» Work required
Give the data again in full, with every character unchanged.

» Records supplied
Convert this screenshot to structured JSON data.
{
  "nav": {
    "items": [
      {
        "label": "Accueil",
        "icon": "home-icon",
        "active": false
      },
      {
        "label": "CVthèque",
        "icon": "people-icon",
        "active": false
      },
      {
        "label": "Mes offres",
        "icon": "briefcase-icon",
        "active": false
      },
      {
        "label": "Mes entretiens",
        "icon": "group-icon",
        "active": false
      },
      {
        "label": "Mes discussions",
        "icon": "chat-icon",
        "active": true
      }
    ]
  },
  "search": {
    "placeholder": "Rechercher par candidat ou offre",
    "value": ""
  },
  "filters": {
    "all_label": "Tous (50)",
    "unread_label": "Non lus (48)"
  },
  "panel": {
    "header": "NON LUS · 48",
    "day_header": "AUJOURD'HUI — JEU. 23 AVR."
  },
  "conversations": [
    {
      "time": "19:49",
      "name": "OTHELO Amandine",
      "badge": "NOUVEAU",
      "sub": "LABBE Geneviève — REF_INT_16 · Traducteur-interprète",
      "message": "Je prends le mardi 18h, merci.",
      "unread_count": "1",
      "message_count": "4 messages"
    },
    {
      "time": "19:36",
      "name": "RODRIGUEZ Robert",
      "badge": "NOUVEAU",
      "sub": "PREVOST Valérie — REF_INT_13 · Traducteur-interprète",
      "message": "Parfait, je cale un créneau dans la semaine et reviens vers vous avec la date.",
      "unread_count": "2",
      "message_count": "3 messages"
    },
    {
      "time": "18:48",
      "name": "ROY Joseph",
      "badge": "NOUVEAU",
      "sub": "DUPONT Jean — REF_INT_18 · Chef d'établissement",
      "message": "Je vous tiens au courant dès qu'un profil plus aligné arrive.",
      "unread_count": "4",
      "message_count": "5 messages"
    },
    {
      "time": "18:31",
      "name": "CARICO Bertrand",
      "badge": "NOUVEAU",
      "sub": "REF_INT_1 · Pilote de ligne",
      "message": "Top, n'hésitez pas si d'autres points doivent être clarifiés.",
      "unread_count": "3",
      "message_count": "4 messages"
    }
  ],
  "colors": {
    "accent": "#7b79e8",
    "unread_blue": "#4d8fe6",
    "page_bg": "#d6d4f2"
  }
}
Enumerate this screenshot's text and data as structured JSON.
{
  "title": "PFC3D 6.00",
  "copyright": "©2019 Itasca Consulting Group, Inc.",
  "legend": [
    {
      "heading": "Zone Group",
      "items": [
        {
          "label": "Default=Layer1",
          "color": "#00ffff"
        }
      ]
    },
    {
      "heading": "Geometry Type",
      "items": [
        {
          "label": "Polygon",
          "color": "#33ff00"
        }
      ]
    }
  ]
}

» Result of this exercise
Convert this screenshot to structured JSON data.
{
  "nav": {
    "items": [
      {
        "label": "Accueil",
        "icon": "home-icon",
        "active": false
      },
      {
        "label": "CVthèque",
        "icon": "people-icon",
        "active": false
      },
      {
        "label": "Mes offres",
        "icon": "briefcase-icon",
        "active": false
      },
      {
        "label": "Mes entretiens",
        "icon": "group-icon",
        "active": false
      },
      {
        "label": "Mes discussions",
        "icon": "chat-icon",
        "active": true
      }
    ]
  },
  "search": {
    "placeholder": "Rechercher par candidat ou offre",
    "value": ""
  },
  "filters": {
    "all_label": "Tous (50)",
    "unread_label": "Non lus (48)"
  },
  "panel": {
    "header": "NON LUS · 48",
    "day_header": "AUJOURD'HUI — JEU. 23 AVR."
  },
  "conversations": [
    {
      "time": "19:49",
      "name": "OTHELO Amandine",
      "badge": "NOUVEAU",
      "sub": "LABBE Geneviève — REF_INT_16 · Traducteur-interprète",
      "message": "Je prends le mardi 18h, merci.",
      "unread_count": "1",
      "message_count": "4 messages"
    },
    {
      "time": "19:36",
      "name": "RODRIGUEZ Robert",
      "badge": "NOUVEAU",
      "sub": "PREVOST Valérie — REF_INT_13 · Traducteur-interprète",
      "message": "Parfait, je cale un créneau dans la semaine et reviens vers vous avec la date.",
      "unread_count": "2",
      "message_count": "3 messages"
    },
    {
      "time": "18:48",
      "name": "ROY Joseph",
      "badge": "NOUVEAU",
      "sub": "DUPONT Jean — REF_INT_18 · Chef d'établissement",
      "message": "Je vous tiens au courant dès qu'un profil plus aligné arrive.",
      "unread_count": "4",
      "message_count": "5 messages"
    },
    {
      "time": "18:31",
      "name": "CARICO Bertrand",
      "badge": "NOUVEAU",
      "sub": "REF_INT_1 · Pilote de ligne",
      "message": "Top, n'hésitez pas si d'autres points doivent être clarifiés.",
      "unread_count": "3",
      "message_count": "4 messages"
    }
  ],
  "colors": {
    "accent": "#7b79e8",
    "unread_blue": "#4d8fe6",
    "page_bg": "#d6d4f2"
  }
}
Enumerate this screenshot's text and data as structured JSON.
{
  "title": "PFC3D 6.00",
  "copyright": "©2019 Itasca Consulting Group, Inc.",
  "legend": [
    {
      "heading": "Zone Group",
      "items": [
        {
          "label": "Default=Layer1",
          "color": "#00ffff"
        }
      ]
    },
    {
      "heading": "Geometry Type",
      "items": [
        {
          "label": "Polygon",
          "color": "#33ff00"
        }
      ]
    }
  ]
}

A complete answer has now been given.